Fracking moves one step closer to Blyth

The scoping request has been submitted for a site at Tinker Lane between Blyth and Barnby Moor
The scoping request has been submitted for a site at Tinker Lane between Blyth and Barnby Moor

Blyth residents could face fracking after a request to carry out a ‘scoping request’ near the village was submitted to Notts County Council by Island Gas Energy.

The scoping request is for a site at Tinker Lane, on the A634 between Blyth and Barnby Moor. The council dealt with a separate scoping request from Island Gas on a site north-east of Misson earlier this year.

The submission marks the firm’s first steps towards preparing an environmental impact assessment which would need to be submitted as part of a future planning application to undertake shale gas development.
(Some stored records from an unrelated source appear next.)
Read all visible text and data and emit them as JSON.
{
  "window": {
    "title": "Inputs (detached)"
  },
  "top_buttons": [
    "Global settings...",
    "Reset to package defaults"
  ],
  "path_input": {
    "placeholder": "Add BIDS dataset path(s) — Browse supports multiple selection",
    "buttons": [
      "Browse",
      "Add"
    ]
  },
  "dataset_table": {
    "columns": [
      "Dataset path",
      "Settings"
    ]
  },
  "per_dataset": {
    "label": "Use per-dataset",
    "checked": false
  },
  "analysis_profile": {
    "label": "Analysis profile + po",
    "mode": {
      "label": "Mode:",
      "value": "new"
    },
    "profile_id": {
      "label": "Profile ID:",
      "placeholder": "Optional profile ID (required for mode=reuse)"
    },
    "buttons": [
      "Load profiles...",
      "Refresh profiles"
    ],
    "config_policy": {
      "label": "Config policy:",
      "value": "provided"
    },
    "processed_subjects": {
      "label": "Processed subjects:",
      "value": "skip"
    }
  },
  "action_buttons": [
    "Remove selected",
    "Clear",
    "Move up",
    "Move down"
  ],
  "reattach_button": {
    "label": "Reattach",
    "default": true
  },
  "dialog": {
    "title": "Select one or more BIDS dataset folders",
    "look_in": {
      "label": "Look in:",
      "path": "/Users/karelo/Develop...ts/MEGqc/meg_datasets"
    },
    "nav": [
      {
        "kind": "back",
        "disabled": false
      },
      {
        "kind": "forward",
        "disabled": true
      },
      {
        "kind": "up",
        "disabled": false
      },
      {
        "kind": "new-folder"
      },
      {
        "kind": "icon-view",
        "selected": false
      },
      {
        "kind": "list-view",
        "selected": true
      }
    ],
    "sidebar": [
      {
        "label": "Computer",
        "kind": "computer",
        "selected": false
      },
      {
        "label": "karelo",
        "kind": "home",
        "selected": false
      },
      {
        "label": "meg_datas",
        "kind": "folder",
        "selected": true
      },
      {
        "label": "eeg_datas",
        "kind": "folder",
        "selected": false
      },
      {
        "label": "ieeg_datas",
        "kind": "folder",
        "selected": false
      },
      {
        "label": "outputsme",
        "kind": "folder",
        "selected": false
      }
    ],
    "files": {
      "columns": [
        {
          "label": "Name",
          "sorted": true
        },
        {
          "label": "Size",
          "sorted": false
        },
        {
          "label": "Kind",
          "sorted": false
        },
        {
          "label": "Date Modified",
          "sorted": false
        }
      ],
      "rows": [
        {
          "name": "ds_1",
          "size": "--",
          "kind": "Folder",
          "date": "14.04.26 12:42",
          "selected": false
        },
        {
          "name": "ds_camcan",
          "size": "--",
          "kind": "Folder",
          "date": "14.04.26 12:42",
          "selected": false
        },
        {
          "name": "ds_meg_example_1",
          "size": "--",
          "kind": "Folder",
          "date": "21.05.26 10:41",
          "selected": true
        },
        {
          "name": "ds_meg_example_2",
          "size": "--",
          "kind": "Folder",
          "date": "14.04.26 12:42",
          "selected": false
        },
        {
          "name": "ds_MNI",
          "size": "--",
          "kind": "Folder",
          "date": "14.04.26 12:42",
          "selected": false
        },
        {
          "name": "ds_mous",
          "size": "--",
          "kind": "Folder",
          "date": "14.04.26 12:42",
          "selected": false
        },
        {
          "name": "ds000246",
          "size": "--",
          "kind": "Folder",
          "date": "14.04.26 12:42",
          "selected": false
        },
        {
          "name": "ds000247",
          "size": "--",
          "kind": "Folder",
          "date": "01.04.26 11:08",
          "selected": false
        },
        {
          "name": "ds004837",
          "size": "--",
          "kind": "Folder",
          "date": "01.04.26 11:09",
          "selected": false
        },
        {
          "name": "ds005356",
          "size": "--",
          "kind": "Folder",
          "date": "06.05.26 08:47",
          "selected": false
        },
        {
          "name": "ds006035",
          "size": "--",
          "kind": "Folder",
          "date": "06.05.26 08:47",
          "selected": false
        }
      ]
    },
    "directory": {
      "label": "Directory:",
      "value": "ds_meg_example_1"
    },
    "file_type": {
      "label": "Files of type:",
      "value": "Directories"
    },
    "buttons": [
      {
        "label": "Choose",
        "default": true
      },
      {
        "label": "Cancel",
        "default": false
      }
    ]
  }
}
Island Gas has already undertaken limited site investigations, including seismic land survey, at the site.

Sally Gill, planning manager from Nottinghamshire County Council, said the authority intended to ‘robustly review’ the scoping request.

She added: “If a planning application is submitted for shale gas development in the future, as the local planning authority our role will be to consider how suitable the site is for any shale gas exploration. This will involve looking at how the proposals affect a range of issues such as wildlife, transport and water resources.

“The company will also have to secure separate approval from a range of other organisations including the Environment Agency, Health and Safety Executive and the Department of Energy and Climate Change to make sure the site will operate safely.

“Further separate planning applications would need to be submitted by the firm if it decided to undertake additional investigations at the site, including shale gas appraisal or extraction.”

Bassetlaw Against Fracking’s chairman David Larder has branded the scoping request a ‘devious surprise’.

He said: “None of the nearby householders as far as I know have had an inkling of what was coming. Even when queries were made to the security staff that suddenly appeared at the site, they were not told anything. To spring a potentially huge operation onto tiny communities like this is a disgrace. We will study their intentions carefully because this could lead to a major fracking site - blighting property values, and bringing considerable increases in noise in the area as well as large traffic movements.”